Hey there customizers,

here’s a small trick I figured out about changing button values ( the text of a button, e.g., “Submit” ). A trick I turned up when I was stressing about having to edit a core file in order to deliver the same copy as was indicated in the mockup.

If you’re working as much as me, you can’t possibly keep track of every line you edited in core of every site you hand off when prepping for webstore version upgrades ( for every site you maintain). Not that you should ever edit core – but, unfortunately there’s a lot of plain text in LightSpeed Webstore that’s sequestered in core files and sometimes you have to.

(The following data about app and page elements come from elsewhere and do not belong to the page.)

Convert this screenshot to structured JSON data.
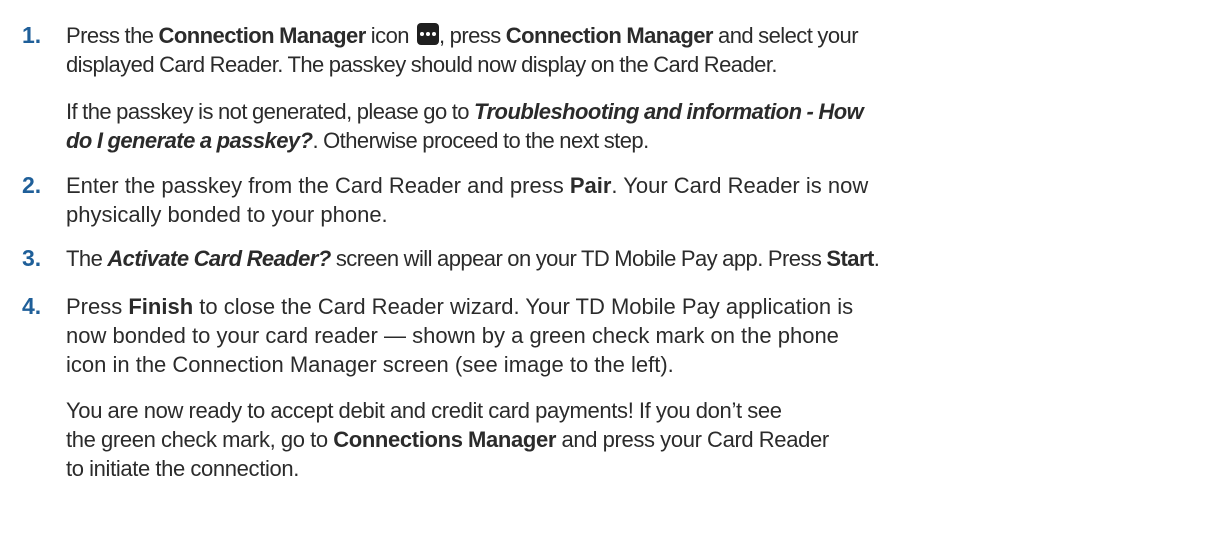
{
  "steps": [
    {
      "number": "1.",
      "line1": {
        "t1": "Press the ",
        "b1": "Connection Manager",
        "t2": " icon ",
        "icon": "more-dots-icon",
        "t3": ", press ",
        "b2": "Connection Manager",
        "t4": " and select your"
      },
      "line2": "displayed Card Reader. The passkey should now display on the Card Reader.",
      "note": {
        "t1": "If the passkey is not generated, please go to ",
        "bi1": "Troubleshooting and information - How",
        "bi2": "do I generate a passkey?",
        "t2": ". Otherwise proceed to the next step."
      }
    },
    {
      "number": "2.",
      "t1": "Enter the passkey from the Card Reader and press ",
      "b1": "Pair",
      "t2": ". Your Card Reader is now",
      "line2": "physically bonded to your phone."
    },
    {
      "number": "3.",
      "t1": "The ",
      "bi1": "Activate Card Reader?",
      "t2": " screen will appear on your TD Mobile Pay app. Press ",
      "b1": "Start",
      "t3": "."
    },
    {
      "number": "4.",
      "t1": "Press ",
      "b1": "Finish",
      "t2": " to close the Card Reader wizard. Your TD Mobile Pay application is",
      "line2": "now bonded to your card reader — shown by a green check mark on the phone",
      "line3": "icon in the Connection Manager screen (see image to the left).",
      "note": {
        "line1": "You are now ready to accept debit and credit card payments! If you don’t see",
        "t1": "the green check mark, go to ",
        "b1": "Connections Manager",
        "t2": " and press your Card Reader",
        "line3": "to initiate the connection."
      }
    }
  ]
}
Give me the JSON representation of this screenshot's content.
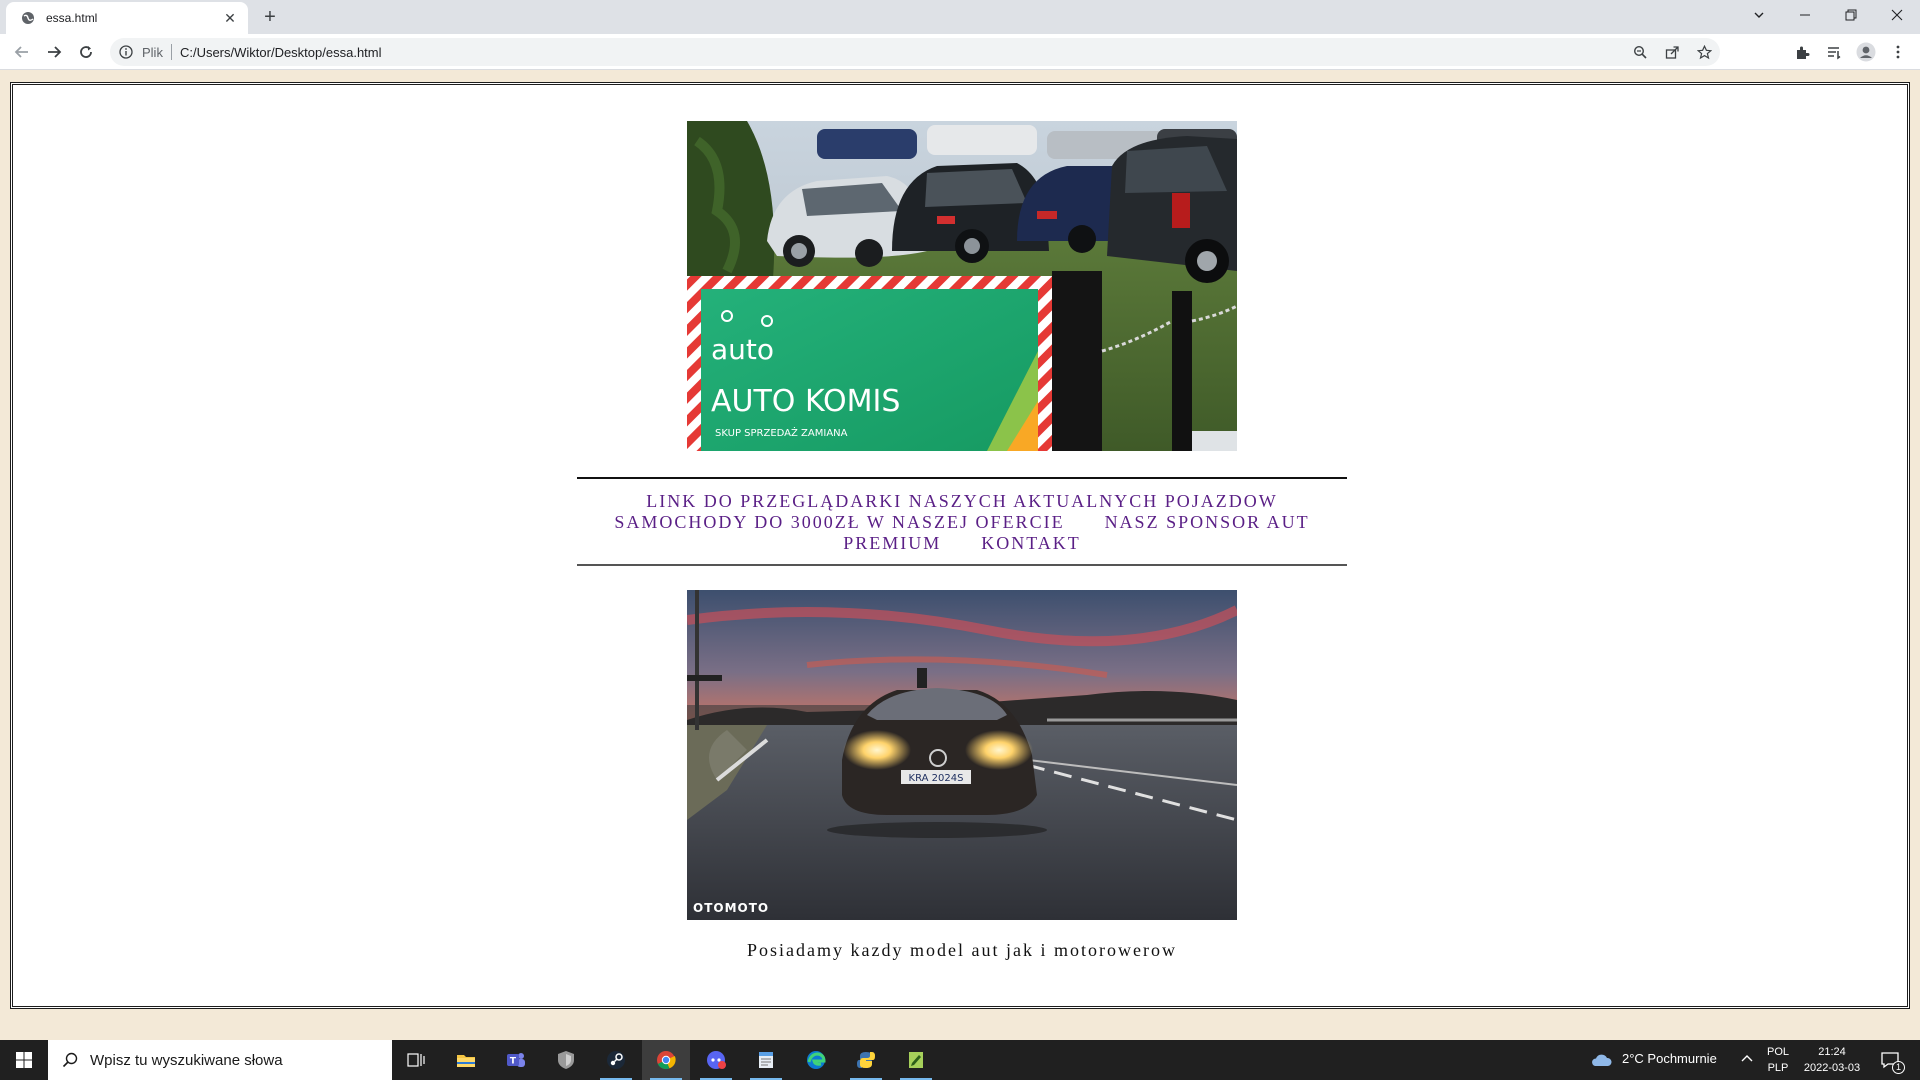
{
  "browser": {
    "tab_title": "essa.html",
    "tab_close": "✕",
    "new_tab": "+",
    "omnibox_label": "Plik",
    "url": "C:/Users/Wiktor/Desktop/essa.html"
  },
  "page": {
    "hero_sign_brand": "auto",
    "hero_sign_title": "AUTO KOMIS",
    "hero_sign_sub": "SKUP  SPRZEDAŻ  ZAMIANA",
    "nav": {
      "link1": "LINK DO PRZEGLĄDARKI NASZYCH AKTUALNYCH POJAZDOW",
      "link2": "SAMOCHODY DO 3000ZŁ W NASZEJ OFERCIE",
      "link3": "NASZ SPONSOR AUT PREMIUM",
      "link4": "KONTAKT"
    },
    "car_plate": "KRA 2024S",
    "car_watermark": "OTOMOTO",
    "bottom_text": "Posiadamy kazdy model aut jak i motorowerow"
  },
  "taskbar": {
    "search_placeholder": "Wpisz tu wyszukiwane słowa",
    "weather": "2°C  Pochmurnie",
    "lang_top": "POL",
    "lang_bottom": "PLP",
    "time": "21:24",
    "date": "2022-03-03",
    "notification_count": "1"
  },
  "colors": {
    "page_bg": "#f3e9d7",
    "nav_link": "#5a1f86",
    "sign_green": "#1faa6e"
  }
}
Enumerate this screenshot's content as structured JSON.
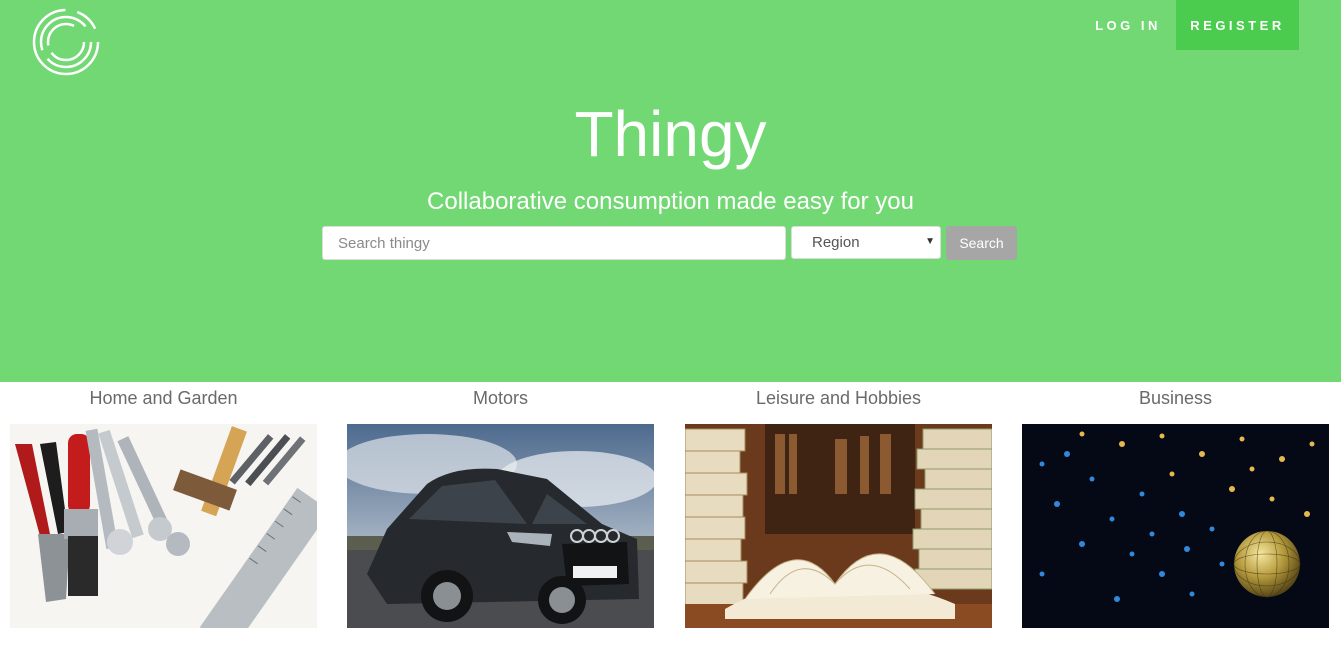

Most clients have no idea that most of this stuff is in core – they see “Shipping is the same as Billing address” and they want it to read “My Billing & Shipping Address are the Same for This Order”. While I can go into /where-webstore-is-installed/xlsws_includes, find the file that contains the line “Shipping is the same as Billing address” and edit it, I’m not supposed to. Not that it will break stuff (editing plain text rarely breaks anything) but imminent upgrades will possibly overwrite the edit and I might not remember to add it back.

Because of this issue I’m always looking for ways to edit stuff without touching core so when I saw this line in /templates/deluxe/promo_code.tpl.php which renders the submit button for the Promo Code input field:

<?php $this->btnPromoVerify->Render('Text='._sp("Apply Promo Code")) ?>

I tried it out on other render hooks and found out I could use it practically anywhere I wanted to. I could also use this other handy line I’d seen sprinkled about in template files which generates the CSS class for a HTML element such as for the Login/Register buttons in
/templates/deluxe/checkout_login_register.tpl.php:

 
<?php $this->butLogin->Render('CssClass=button rounded') ?> 
<?php $this->butRegister->Render('CssClass=button rounded') ?>

I combined the lines in one render hook and was real (stupidly pleased) with myself. Example:

<?php $this->whatEver->Render('CssClass=awesome',
'Text='._sp("Awesome")) ?>

Keep your eyes peeled for $this->something->Render() in your templates and try it out for yourself.

Update!

I just wrote this post about getting the minicart from Webstore to show (with cart content intact). Now I’m thinking, using similar methods, what other features of Webstore can I bring into a WordPress theme? For instance, to get the Webstore menu – can I just copy menu.tpl.php into a WordPress theme file named menu.php and then call it with get_template_part(‘menu’);? Would surely be a lot easier than how I currently do it using code I wrote relying on Simple HTML Dom to get the menu! And I wouldn’t get chastised by snotty programmers about SHD using file_get_contents! Ha.

Anyway, I’ll let you know how it goes. But to me, this is very exciting. No doubt if the experiments work out super fast & easy Webstore & WordPress customizations will be possible for practically every project.

Update For the Update:

Sooo, experimenting didn’t go very far. Seems requiring prepend.inc.php is able to get the cart
– probably because at the top of minicart.tpl.php there’s this neat code:

 $cart = Cart::get_cart();
$items = $cart->GetCartItemArray();  

but if you need more you’d have to require webstore index.php. Because it loads the functions for the category menu. I think. Experimenting doing just that however led to an error that read: Template file is missing. Because of course webstore’s index.php was trying to find various template files (like index.tpl.php) in WordPress which I’ve got installed in the root. Webstore is installed in /shop. When I have more time to fool around with this I’ll have time to move WordPress into a sub-directory of the webstore location – like /shop/wordpress… The good news about all of this is that it seems as if the outlook is good. I couldn’t successfully get the webstore menu to show up in my WordPress theme by using get_template_part(‘webstore-menu’); which of course was just a copy of menu.tpl.php…
But I also didn’t run into any PHP errors. Makes me think that if everything is in the right order and place t might work out. One day. I’ll beat this one day!
Happy coding.

Legacy Code Notice

Don’t use:

 $cart = Cart::get_cart();

Do use:

 $cart = Cart::GetCart();

get_cart(); can get the cart but it will fill your error logs with statements about using legacy code.